In contrast, closed-loop systems can look to an infrastructure-based system, allowing free movement within the specific area in which the infrastructure is located and a potentially more reliable source of PNT, especially indoors, where GNSS is not available. Ultra-wideband is definitely the up-and-coming technology here, but systems using Wi-Fi, cameras, Bluetooth and others also are being used.

Simulation, as within many domains, allows users to test on a large scale with fewer barriers to entry than real-world testing and an ease in making iterative changes to find an optimal solution. Whether that is to benchmark performance in locations of interest or to change configuration settings to improve visibility or positioning, simulation allows you to do this without the expense of going straight into the environment itself or configuring the actual vehicle under test.

How does OxTS fit in that mix?

OxTS provides customers with the ability to navigate anywhere; whether for reference data in R&D, georeferencing for survey and mapping, or active navigation of autonomous solutions. To do this we provide an IMU-first offering that we then complement with other technologies. Traditionally, this is with GNSS, to form an INS that can provide centimeter-level accuracy. However, we are also aware of the vulnerabilities of GNSS. For us, this is when it becomes an unreliable source of PNT in denied areas, such as indoors, in urban canyons or under tree canopies.

Because of this, we are also investigating and developing complementary solutions that can enhance our offering for users who need confidence in their position even when GNSS is not available.

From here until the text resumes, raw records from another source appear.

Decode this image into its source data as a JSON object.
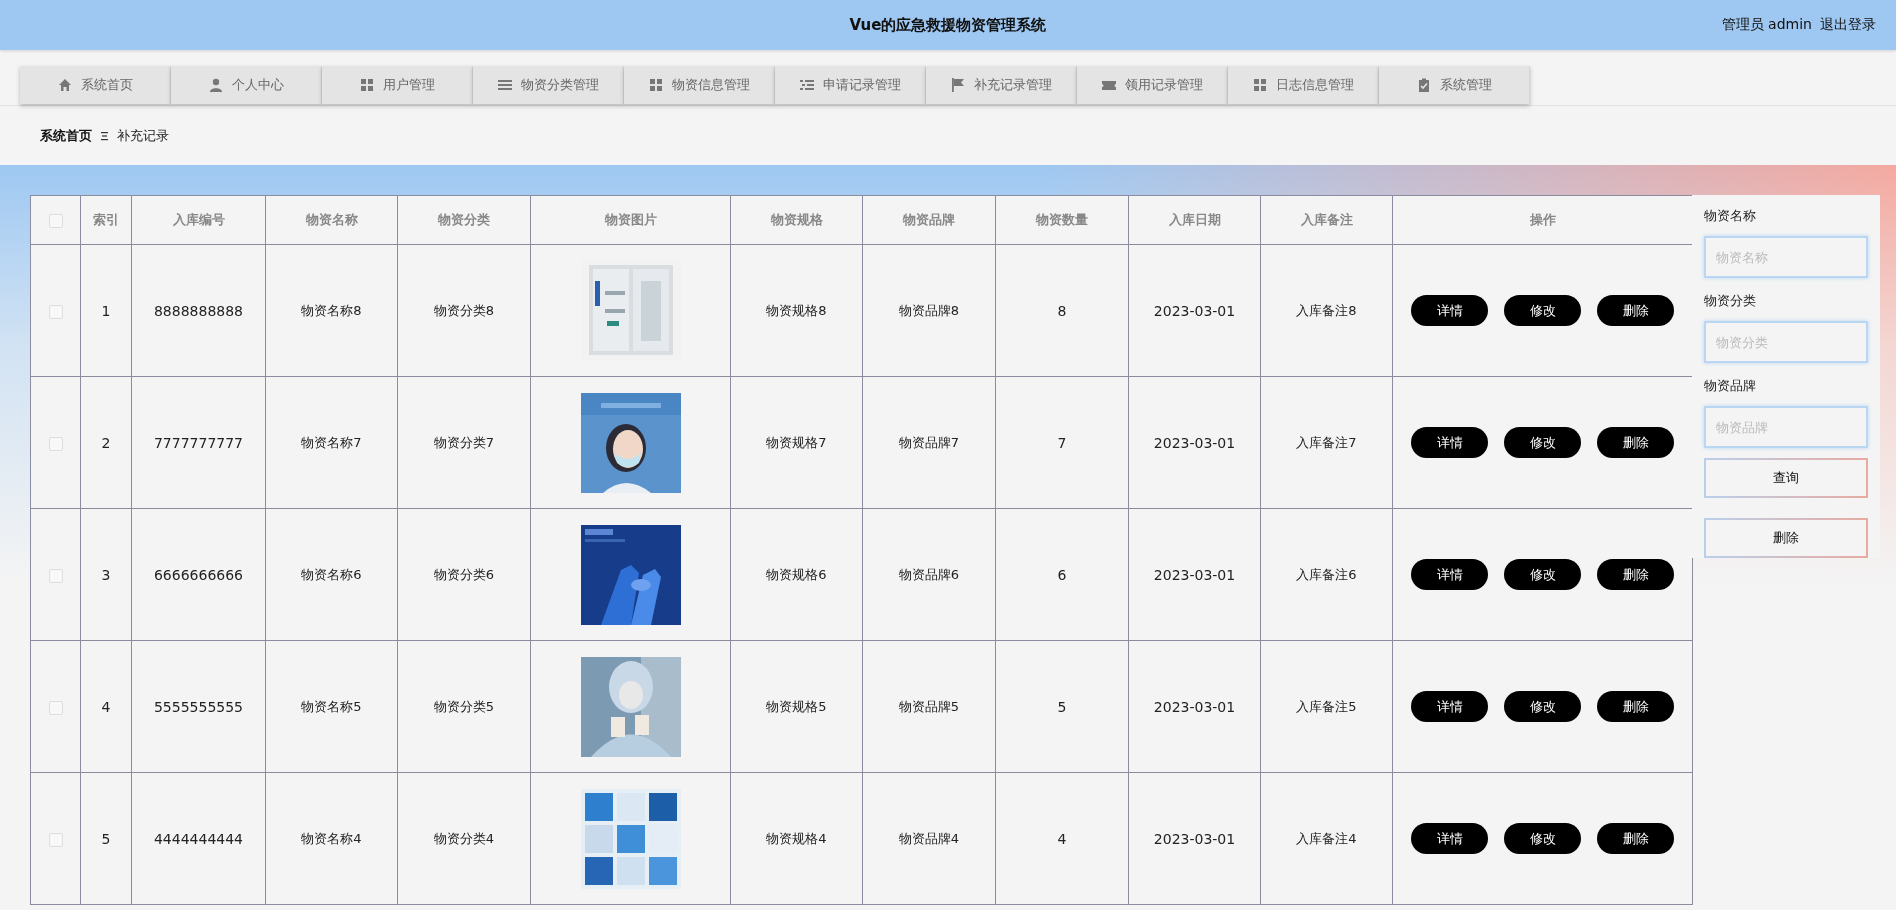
{
  "header": {
    "title": "Vue的应急救援物资管理系统",
    "user": "管理员 admin",
    "logout": "退出登录"
  },
  "nav": [
    {
      "label": "系统首页",
      "selected": false
    },
    {
      "label": "个人中心",
      "selected": false
    },
    {
      "label": "用户管理",
      "selected": false
    },
    {
      "label": "物资分类管理",
      "selected": false
    },
    {
      "label": "物资信息管理",
      "selected": false
    },
    {
      "label": "申请记录管理",
      "selected": false
    },
    {
      "label": "补充记录管理",
      "selected": false
    },
    {
      "label": "领用记录管理",
      "selected": false
    },
    {
      "label": "日志信息管理",
      "selected": false
    },
    {
      "label": "系统管理",
      "selected": false
    }
  ],
  "breadcrumb": [
    "系统首页",
    "补充记录"
  ],
  "table": {
    "select_all_checked": false,
    "columns": [
      "索引",
      "入库编号",
      "物资名称",
      "物资分类",
      "物资图片",
      "物资规格",
      "物资品牌",
      "物资数量",
      "入库日期",
      "入库备注",
      "操作"
    ],
    "rows": [
      {
        "checked": false,
        "cells": [
          "1",
          "8888888888",
          "物资名称8",
          "物资分类8",
          {
            "kind": "picture"
          },
          "物资规格8",
          "物资品牌8",
          "8",
          "2023-03-01",
          "入库备注8"
        ],
        "actions": [
          "详情",
          "修改",
          "删除"
        ]
      },
      {
        "checked": false,
        "cells": [
          "2",
          "7777777777",
          "物资名称7",
          "物资分类7",
          {
            "kind": "picture"
          },
          "物资规格7",
          "物资品牌7",
          "7",
          "2023-03-01",
          "入库备注7"
        ],
        "actions": [
          "详情",
          "修改",
          "删除"
        ]
      },
      {
        "checked": false,
        "cells": [
          "3",
          "6666666666",
          "物资名称6",
          "物资分类6",
          {
            "kind": "picture"
          },
          "物资规格6",
          "物资品牌6",
          "6",
          "2023-03-01",
          "入库备注6"
        ],
        "actions": [
          "详情",
          "修改",
          "删除"
        ]
      },
      {
        "checked": false,
        "cells": [
          "4",
          "5555555555",
          "物资名称5",
          "物资分类5",
          {
            "kind": "picture"
          },
          "物资规格5",
          "物资品牌5",
          "5",
          "2023-03-01",
          "入库备注5"
        ],
        "actions": [
          "详情",
          "修改",
          "删除"
        ]
      },
      {
        "checked": false,
        "cells": [
          "5",
          "4444444444",
          "物资名称4",
          "物资分类4",
          {
            "kind": "picture"
          },
          "物资规格4",
          "物资品牌4",
          "4",
          "2023-03-01",
          "入库备注4"
        ],
        "actions": [
          "详情",
          "修改",
          "删除"
        ]
      }
    ]
  },
  "search": {
    "fields": [
      {
        "label": "物资名称",
        "placeholder": "物资名称"
      },
      {
        "label": "物资分类",
        "placeholder": "物资分类"
      },
      {
        "label": "物资品牌",
        "placeholder": "物资品牌"
      }
    ],
    "buttons": [
      "查询",
      "删除"
    ]
  }
}
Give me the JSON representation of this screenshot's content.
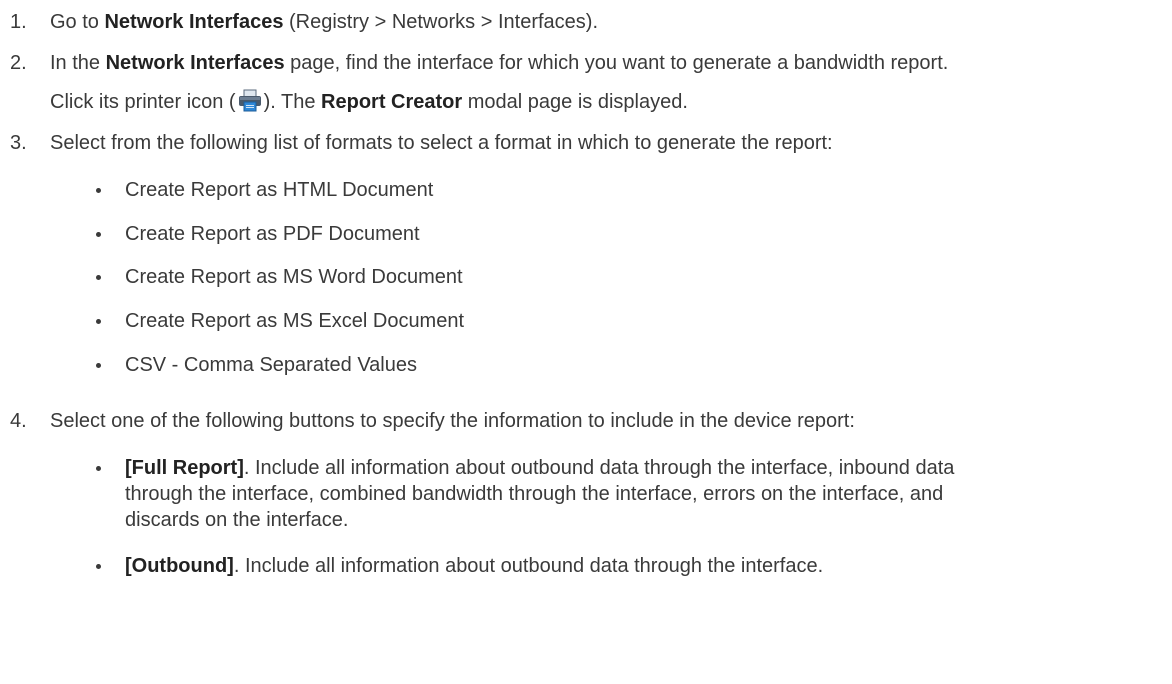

Whether that is through sensor fusion, our Pozyx UWB solution for indoor navigation or other proprietary software and firmware capabilities.

What kinds of complementary PNT are most useful in addressing specifically the challenges posed by jamming and spoofing and how does simulation help?

We need to look at systems that cannot be impacted by, or have mitigations from, the impact of jamming and spoofing. Solutions that are independent of radio communications or satellite use are then valuable in providing this layer of protection. This is where we could look toward OxTS’s use of IMU technology and visual aiding systems. Simulation technologies would then allow you to run hardware-in-the-loop testing, where the primary GNSS solution can have simulated jamming and spoofing to understand the performance of your complementary and protected systems when GNSS cannot be trusted.

About the Author: Matteo Luccio

Matteo Luccio, GPS World’s Editor-in-Chief, possesses more than 20 years of experience as a writer and editor for GNSS and geospatial technology magazines. He began his career in the industry in 2000, serving as managing editor of GPS World and Galileo’s World, then as editor of Earth Observation Magazine and GIS Monitor. His technical articles have been published in more than 20 professional magazines, including Professional Surveyor Magazine, Apogeo Spatial and xyHt. Luccio holds a master’s degree in political science from MIT. He can be reached at mluccio@northcoastmedia.net or 541-543-0525.